Eugenio Menegon
Boston University
The Habit that Hides the Monk:
Fashion Strategies at the Imperial Court

in Early Modern China

4:30 PM, Monday October 3, 2016 

Since the arrival of the first Jesuits in China in the late Ming period (1580s), one of the most visible forms of “going native” was the adoption of Chinese clothing and hairstyle. Dressing like the Chinese was not a choice, as foreigners residing within China had to adapt to local dress codes and bodily practices. Only in native garb could missionaries enter and circulate in the Chinese empire, and truly become “local agents.”


This presentation maps the changing wardrobe, hairdo and ‘fashion statements’ of early modern missionaries in China, from the Ming to the Qing period. The age-old adage “the habit does not make the monk” needs revisiting: in the China mission, clothing was actually a way to “hide the monk,” i.e. the missionary’s religious identity, while opening myriad venues into late imperial Chinese society, within a culture constrained but also shaped, like early modern Europe, by sumptuary laws and cultural taboos about clothes and the body.

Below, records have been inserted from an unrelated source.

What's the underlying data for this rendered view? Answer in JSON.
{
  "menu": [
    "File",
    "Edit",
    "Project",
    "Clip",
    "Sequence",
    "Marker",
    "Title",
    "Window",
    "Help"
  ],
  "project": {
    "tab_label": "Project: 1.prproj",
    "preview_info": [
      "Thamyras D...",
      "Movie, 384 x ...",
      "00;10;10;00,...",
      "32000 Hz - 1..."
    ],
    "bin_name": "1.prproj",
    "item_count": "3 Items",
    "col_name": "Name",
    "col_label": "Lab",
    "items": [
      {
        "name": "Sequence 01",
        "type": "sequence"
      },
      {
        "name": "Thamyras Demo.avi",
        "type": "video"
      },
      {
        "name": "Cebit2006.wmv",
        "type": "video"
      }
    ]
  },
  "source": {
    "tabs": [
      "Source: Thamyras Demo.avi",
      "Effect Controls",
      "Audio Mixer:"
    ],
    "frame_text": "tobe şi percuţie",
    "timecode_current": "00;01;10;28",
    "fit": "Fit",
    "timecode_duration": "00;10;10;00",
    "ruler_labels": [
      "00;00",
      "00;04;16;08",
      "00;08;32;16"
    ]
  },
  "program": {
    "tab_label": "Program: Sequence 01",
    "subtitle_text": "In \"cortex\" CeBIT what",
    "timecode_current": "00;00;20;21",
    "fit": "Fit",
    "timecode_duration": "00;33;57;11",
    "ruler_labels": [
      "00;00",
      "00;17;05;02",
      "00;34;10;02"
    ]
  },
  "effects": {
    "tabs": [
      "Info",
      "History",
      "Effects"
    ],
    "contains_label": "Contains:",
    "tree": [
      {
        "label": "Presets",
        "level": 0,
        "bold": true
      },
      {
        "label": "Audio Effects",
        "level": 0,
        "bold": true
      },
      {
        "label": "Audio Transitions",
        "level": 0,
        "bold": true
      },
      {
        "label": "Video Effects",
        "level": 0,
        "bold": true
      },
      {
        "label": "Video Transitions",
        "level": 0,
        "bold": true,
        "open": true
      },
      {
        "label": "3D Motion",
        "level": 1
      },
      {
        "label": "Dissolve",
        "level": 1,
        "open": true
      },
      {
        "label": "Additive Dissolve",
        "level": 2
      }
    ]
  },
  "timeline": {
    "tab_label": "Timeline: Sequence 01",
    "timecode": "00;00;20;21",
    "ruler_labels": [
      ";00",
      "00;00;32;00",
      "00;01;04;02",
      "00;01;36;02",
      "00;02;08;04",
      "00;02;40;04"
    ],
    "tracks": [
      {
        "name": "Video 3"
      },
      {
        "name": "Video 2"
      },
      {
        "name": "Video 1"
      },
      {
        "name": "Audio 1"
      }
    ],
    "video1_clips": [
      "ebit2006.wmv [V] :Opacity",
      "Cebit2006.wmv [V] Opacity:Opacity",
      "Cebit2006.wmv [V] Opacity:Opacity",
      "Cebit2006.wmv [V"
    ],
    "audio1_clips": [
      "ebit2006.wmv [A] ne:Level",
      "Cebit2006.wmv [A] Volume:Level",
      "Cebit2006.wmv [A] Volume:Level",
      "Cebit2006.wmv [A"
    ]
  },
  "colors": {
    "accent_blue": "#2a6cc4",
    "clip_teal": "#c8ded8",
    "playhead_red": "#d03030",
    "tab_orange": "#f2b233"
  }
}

Eugenio Menegon is Associate Professor of Chinese History at Boston University, and Affiliated Scholar at the Institute for Advanced Jesuit Studies at Boston College.  He has published extensively on the history of Chinese-Western relations, and is the author of Ancestors, Virgins, and Friars: Christianity as a Local Religion in Late Imperial China, Harvard Asia Center and Harvard University Press, 2009, which was the recipient of the 2011 Levenson Prize in Chinese Studies (Association for Asian Studies). His current book project is an examination of the daily life and political networking of European residents at the Qing court in Beijing during the 17th-18th centuries.





The cultural and missionary work inaugurated by Matteo Ricci, SJ (1552-1610) in Ming China (1368-1644) offered the hope of a brand of intercultural dialogue founded on the belief of the universality of the human experience and possibility of mutual understanding between cultures.  In this spirit, the “Matteo Ricci Speaker Series," extending from 2014-2018, invites leading international scholars to speak on the subject of Chinese-Christian intercultural dialogue.  Our Speaker Series celebrates both the bicentenaries of the restoration of the Society of Jesus (1814) and the Foundation of Saint Louis University (1818).

馬泰奧·裡奇(漢名利瑪竇耶穌會, 1552-1610) 在明代中國所作之開創性的文化及傳教活動為跨文化對話帶來了希望人類經驗普世性之信念和異域文化可交融乃是跨文化對話之源頭“馬泰奧·裡奇講座系列” 扱取在聖路易大學中世紀暨文藝復興研究中心神學,哲學及歷史學系跨文化研究中心以及國際研究中心的學術活動探索中國研究中的重要課題該講座系列始於2014 止於 2018,旨在慶賀耶穌會復會二百年 (1814) 暨聖路易大學建校二百週年 (1818).

Subpages (1): Ricci Pluralism